For lesson 3 we are going to look at an invasive plant. I could be wrong, but I am guessing you either have one of these in your yard, or very nearby. This would be the Chinese Tallow – also called the “popcorn tree”.

Chinese Tallow
Rick O’Connor

It is called the “popcorn tree” because the fruits develop a white waxy tallow covering that make them appear to be popcorn. These usually appear between August and November. As the name implies, it is a tree and one of the few in northwest Florida where the leaves change color in the fall. This is one reason many people enjoy having the plant in their yard.


However, it is invasive.

1) It is from China – non-native

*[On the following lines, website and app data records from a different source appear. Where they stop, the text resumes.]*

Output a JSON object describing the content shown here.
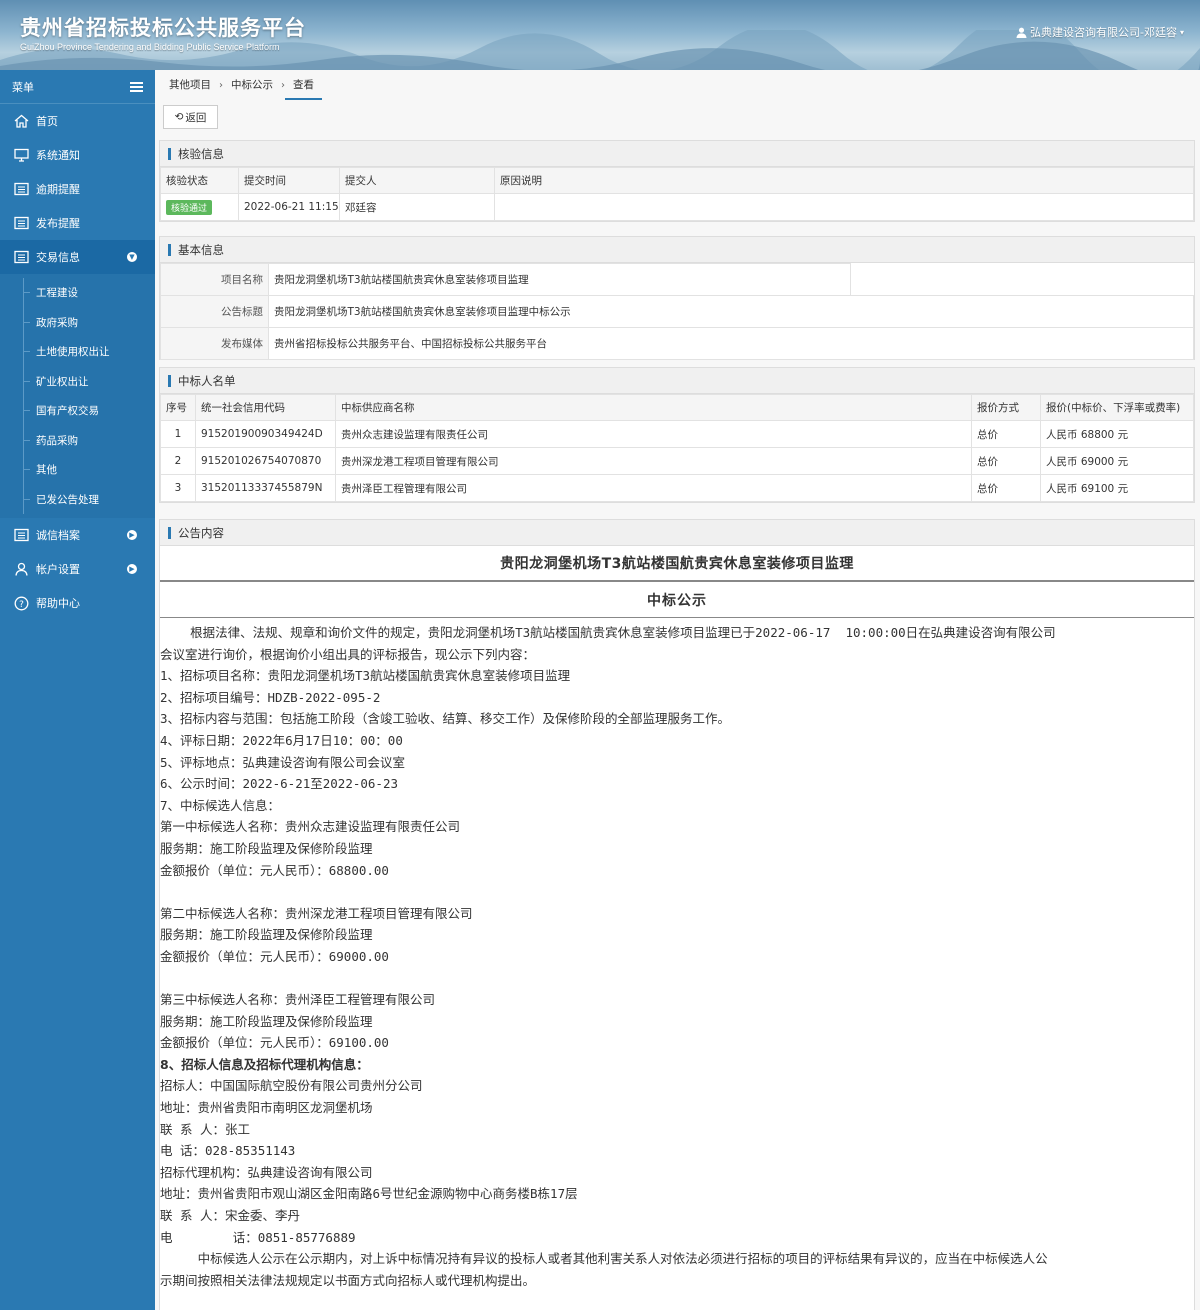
{
  "header": {
    "title": "贵州省招标投标公共服务平台",
    "subtitle": "GuiZhou Province Tendering and Bidding Public Service Platform",
    "user": "弘典建设咨询有限公司-邓廷容"
  },
  "sidebar": {
    "menu_label": "菜单",
    "items": [
      {
        "label": "首页",
        "icon": "home-icon"
      },
      {
        "label": "系统通知",
        "icon": "monitor-icon"
      },
      {
        "label": "逾期提醒",
        "icon": "list-icon"
      },
      {
        "label": "发布提醒",
        "icon": "list-icon"
      },
      {
        "label": "交易信息",
        "icon": "list-icon"
      }
    ],
    "sub_items": [
      "工程建设",
      "政府采购",
      "土地使用权出让",
      "矿业权出让",
      "国有产权交易",
      "药品采购",
      "其他",
      "已发公告处理"
    ],
    "bottom_items": [
      {
        "label": "诚信档案",
        "icon": "list-icon"
      },
      {
        "label": "帐户设置",
        "icon": "user-icon"
      },
      {
        "label": "帮助中心",
        "icon": "help-icon"
      }
    ]
  },
  "breadcrumb": [
    "其他项目",
    "中标公示",
    "查看"
  ],
  "back_label": "返回",
  "verify": {
    "title": "核验信息",
    "headers": [
      "核验状态",
      "提交时间",
      "提交人",
      "原因说明"
    ],
    "status": "核验通过",
    "time": "2022-06-21 11:15",
    "person": "邓廷容",
    "reason": ""
  },
  "basic": {
    "title": "基本信息",
    "rows": [
      {
        "k": "项目名称",
        "v": "贵阳龙洞堡机场T3航站楼国航贵宾休息室装修项目监理"
      },
      {
        "k": "公告标题",
        "v": "贵阳龙洞堡机场T3航站楼国航贵宾休息室装修项目监理中标公示"
      },
      {
        "k": "发布媒体",
        "v": "贵州省招标投标公共服务平台、中国招标投标公共服务平台"
      }
    ]
  },
  "winners": {
    "title": "中标人名单",
    "headers": [
      "序号",
      "统一社会信用代码",
      "中标供应商名称",
      "报价方式",
      "报价(中标价、下浮率或费率)"
    ],
    "rows": [
      [
        "1",
        "91520190090349424D",
        "贵州众志建设监理有限责任公司",
        "总价",
        "人民币 68800 元"
      ],
      [
        "2",
        "915201026754070870",
        "贵州深龙港工程项目管理有限公司",
        "总价",
        "人民币 69000 元"
      ],
      [
        "3",
        "31520113337455879N",
        "贵州泽臣工程管理有限公司",
        "总价",
        "人民币 69100 元"
      ]
    ]
  },
  "announcement": {
    "title": "公告内容",
    "heading": "贵阳龙洞堡机场T3航站楼国航贵宾休息室装修项目监理",
    "subheading": "中标公示",
    "lines": [
      "    根据法律、法规、规章和询价文件的规定，贵阳龙洞堡机场T3航站楼国航贵宾休息室装修项目监理已于2022-06-17  10:00:00日在弘典建设咨询有限公司",
      "会议室进行询价，根据询价小组出具的评标报告，现公示下列内容：",
      "1、招标项目名称：贵阳龙洞堡机场T3航站楼国航贵宾休息室装修项目监理",
      "2、招标项目编号：HDZB-2022-095-2",
      "3、招标内容与范围：包括施工阶段（含竣工验收、结算、移交工作）及保修阶段的全部监理服务工作。",
      "4、评标日期：2022年6月17日10：00：00",
      "5、评标地点：弘典建设咨询有限公司会议室",
      "6、公示时间：2022-6-21至2022-06-23",
      "7、中标候选人信息：",
      "第一中标候选人名称：贵州众志建设监理有限责任公司",
      "服务期：施工阶段监理及保修阶段监理",
      "金额报价（单位：元人民币）：68800.00",
      "",
      "第二中标候选人名称：贵州深龙港工程项目管理有限公司",
      "服务期：施工阶段监理及保修阶段监理",
      "金额报价（单位：元人民币）：69000.00",
      "",
      "第三中标候选人名称：贵州泽臣工程管理有限公司",
      "服务期：施工阶段监理及保修阶段监理",
      "金额报价（单位：元人民币）：69100.00",
      "8、招标人信息及招标代理机构信息：",
      "招标人：中国国际航空股份有限公司贵州分公司",
      "地址：贵州省贵阳市南明区龙洞堡机场",
      "联 系 人：张工",
      "电 话：028-85351143",
      "招标代理机构：弘典建设咨询有限公司",
      "地址：贵州省贵阳市观山湖区金阳南路6号世纪金源购物中心商务楼B栋17层",
      "联 系 人：宋金委、李丹",
      "电        话：0851-85776889",
      "     中标候选人公示在公示期内，对上诉中标情况持有异议的投标人或者其他利害关系人对依法必须进行招标的项目的评标结果有异议的，应当在中标候选人公",
      "示期间按照相关法律法规规定以书面方式向招标人或代理机构提出。"
    ]
  }
}
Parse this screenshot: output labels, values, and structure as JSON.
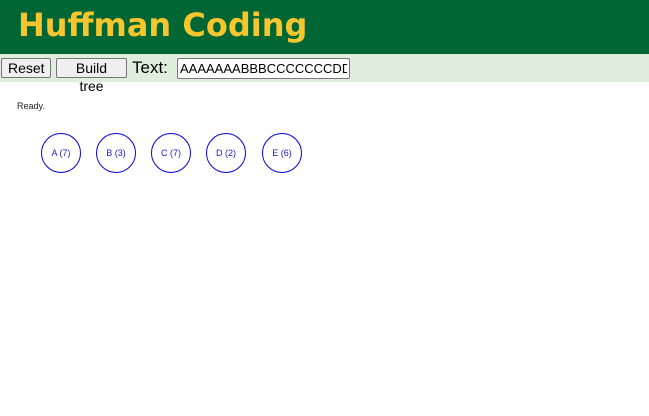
{
  "header": {
    "title": "Huffman Coding",
    "background": "#006633",
    "title_color": "#f7c52d"
  },
  "toolbar": {
    "reset_label": "Reset",
    "build_label": "Build tree",
    "text_label": "Text:",
    "text_value": "AAAAAAABBBCCCCCCCDDEEEEEE",
    "background": "#dfeedd"
  },
  "status": {
    "message": "Ready."
  },
  "nodes": [
    {
      "label": "A (7)"
    },
    {
      "label": "B (3)"
    },
    {
      "label": "C (7)"
    },
    {
      "label": "D (2)"
    },
    {
      "label": "E (6)"
    }
  ]
}
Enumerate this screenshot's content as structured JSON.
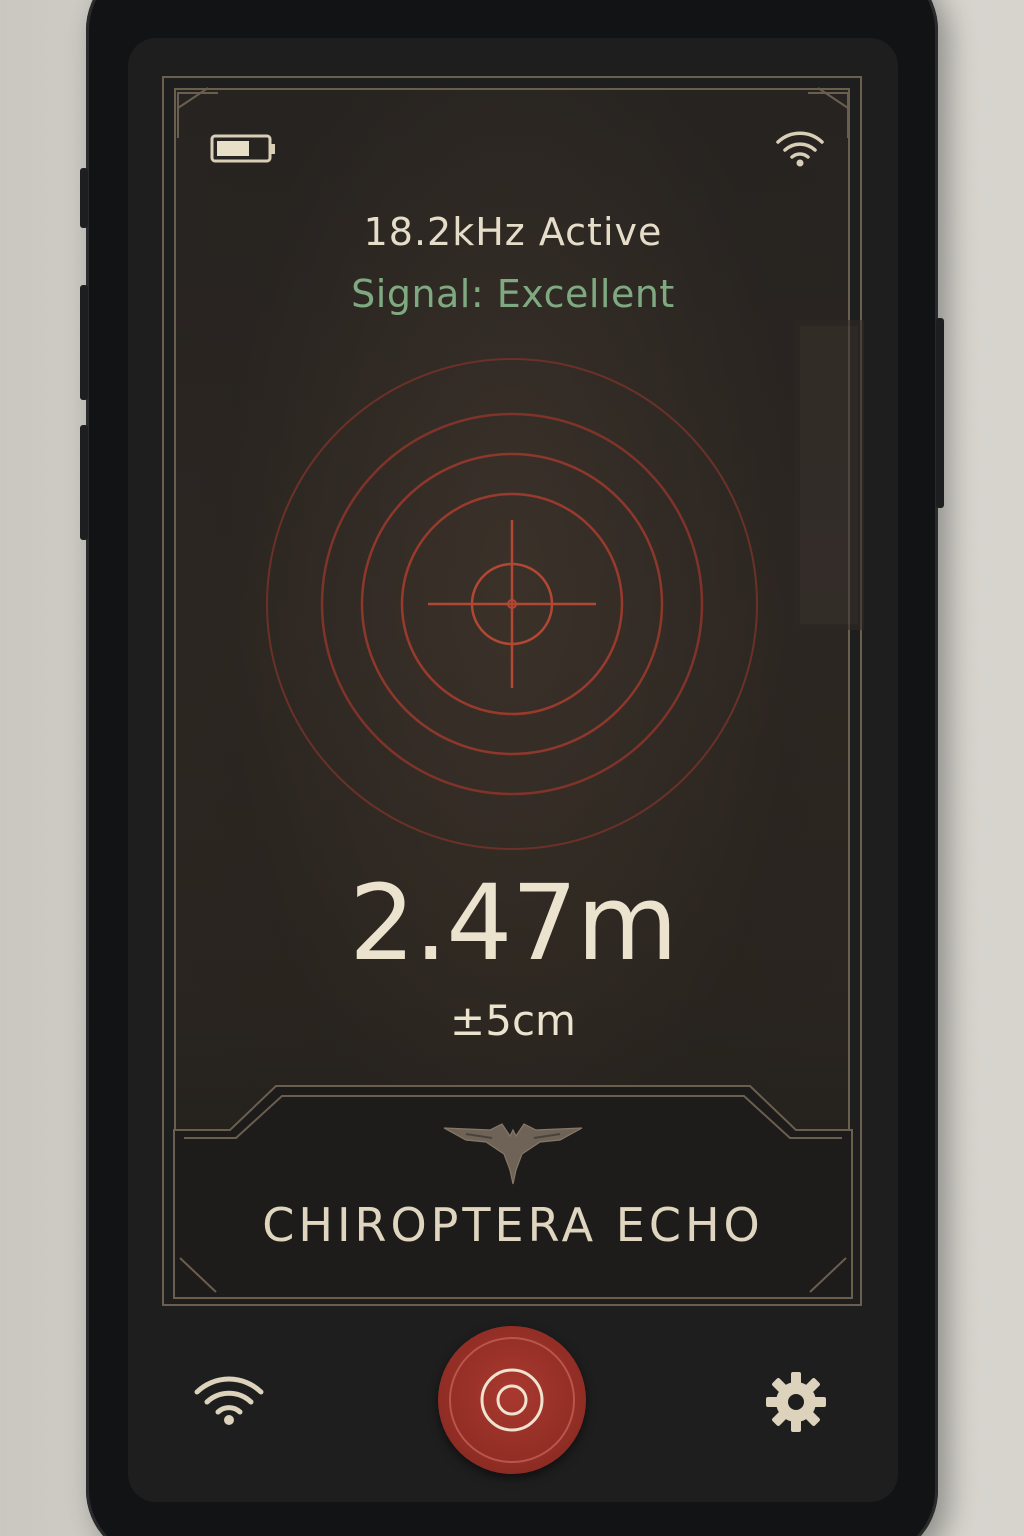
{
  "status_bar": {
    "battery_icon": "battery-icon",
    "wifi_icon": "wifi-icon"
  },
  "readout": {
    "frequency": "18.2kHz Active",
    "signal": "Signal: Excellent",
    "distance": "2.47m",
    "accuracy": "±5cm"
  },
  "branding": {
    "logo_icon": "bat-logo-icon",
    "app_name": "CHIROPTERA ECHO"
  },
  "bottom_nav": {
    "left_icon": "wifi-icon",
    "center_icon": "ping-target-icon",
    "right_icon": "gear-icon"
  },
  "colors": {
    "accent_red": "#a9392f",
    "signal_green": "#7fa981",
    "text_cream": "#ece3cf",
    "frame_bronze": "#6a5e4f"
  }
}
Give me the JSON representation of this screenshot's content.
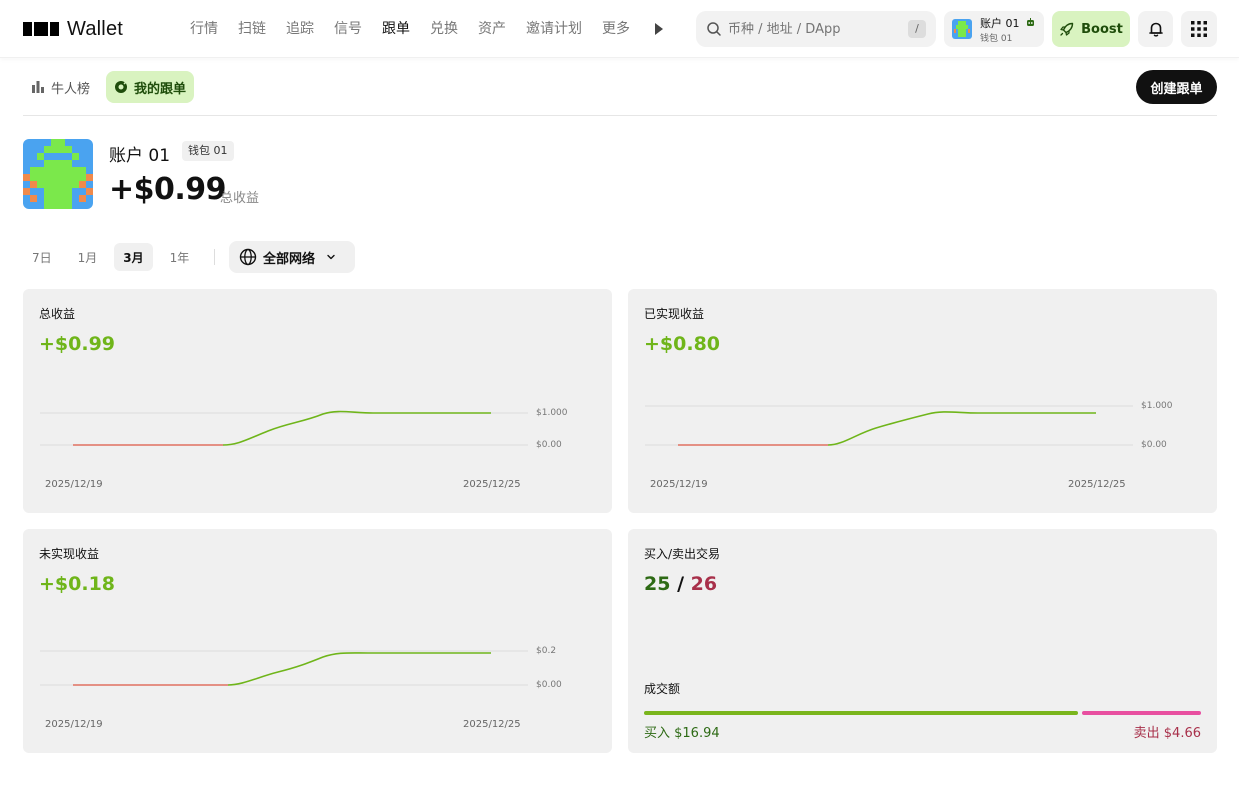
{
  "header": {
    "logo_text": "Wallet",
    "nav": [
      "行情",
      "扫链",
      "追踪",
      "信号",
      "跟单",
      "兑换",
      "资产",
      "邀请计划",
      "更多"
    ],
    "active_nav": 4,
    "search_placeholder": "币种 / 地址 / DApp",
    "search_shortcut": "/",
    "account_name": "账户 01",
    "account_wallet": "钱包 01",
    "boost_label": "Boost"
  },
  "subtabs": [
    {
      "label": "牛人榜",
      "icon": "bar-chart-icon"
    },
    {
      "label": "我的跟单",
      "icon": "copy-trade-icon"
    }
  ],
  "active_subtab": 1,
  "create_button": "创建跟单",
  "profile": {
    "name": "账户 01",
    "wallet_tag": "钱包 01",
    "total": "+$0.99",
    "total_label": "总收益"
  },
  "filters": {
    "periods": [
      "7日",
      "1月",
      "3月",
      "1年"
    ],
    "active_period": 2,
    "network_label": "全部网络"
  },
  "cards": {
    "total": {
      "title": "总收益",
      "value": "+$0.99",
      "y_labels": [
        "$1.000",
        "$0.00"
      ],
      "x_labels": [
        "2025/12/19",
        "2025/12/25"
      ]
    },
    "realized": {
      "title": "已实现收益",
      "value": "+$0.80",
      "y_labels": [
        "$1.000",
        "$0.00"
      ],
      "x_labels": [
        "2025/12/19",
        "2025/12/25"
      ]
    },
    "unrealized": {
      "title": "未实现收益",
      "value": "+$0.18",
      "y_labels": [
        "$0.2",
        "$0.00"
      ],
      "x_labels": [
        "2025/12/19",
        "2025/12/25"
      ]
    },
    "trades": {
      "title": "买入/卖出交易",
      "buy_count": "25",
      "separator": "/",
      "sell_count": "26",
      "volume_title": "成交额",
      "buy_label": "买入 $16.94",
      "sell_label": "卖出 $4.66",
      "buy_share": 0.784
    }
  },
  "colors": {
    "accent_green": "#6fb51a",
    "negative_red": "#e07060",
    "sell_pink": "#e84fa0",
    "boost_bg": "#d9f3c0"
  }
}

2) It was brought here by humans. In this case intentionally. It was originally brought as an ornamental landscaping plant, but it was discovered that the seed oil had other uses, such as making soap.

3) It causes an environmental and, in some cases, an economic problem.

The environmental problem is primarily the overcrowding/out competing of native plants. A tall tree, 40-50 ft. tall, can produce over 100,000 seeds which are dispersed by birds and spread the invasion. They will grow in full sun and in shade areas but tend to invade disturbed areas. They are most commonly found along the sides of roads, lots that have been cleared for development or farming, along fence rows, or in parks. Where they grow, they can be numerous and spread throughout the area. I have seen one group take over the bottom of a retention pond. They appear to be salt tolerant as well – I have seen them growing on Pensacola Beach.

Small tree removal.
Choctawhatchee Basin Alliance.

On the economic side, they are toxic to cattle – and can be to humans as well. The economics here would be the farmers cost in removing and “battling” the plants spread across the pasture.



So how many in your yard?

How many on your block? Or, if you do not live on a city block – how many on your road?

Do you notice where they are growing? Is it in one section of a yard? Along only one section of our road?


Th chance of rain in Pensacola is very low today (Apr 6,2020) and it is a good one to get out and look for these trees.

You may ask afterwards… “what can we do about this plant?”


Well again, some people like it for its color, and want to keep it in their yard.

If it is on public property, you can report on EDDMapS – This will let local managers know it is there. If you have it in your yard and want to remove it there are few things you can do.

1) Look for seedlings and remove. Once you know what they look like, you will begin to notice them everywhere. As mentioned, seed dispersal by birds is a common and so even if you do not have one in your yard, you may have the seedlings.

2) If you have trees, you are going to have to use an herbicide to do this. If interested in how that is down – email me and let me know.


Have fun and stay safe.


Posted: April 6, 2020

Category: Coasts & Marine, Natural Resources
Tags: Chinese Tallow, Invasive Species, Youth Science Lessons

Subscribe For More Great Content

IFAS Blogs Categories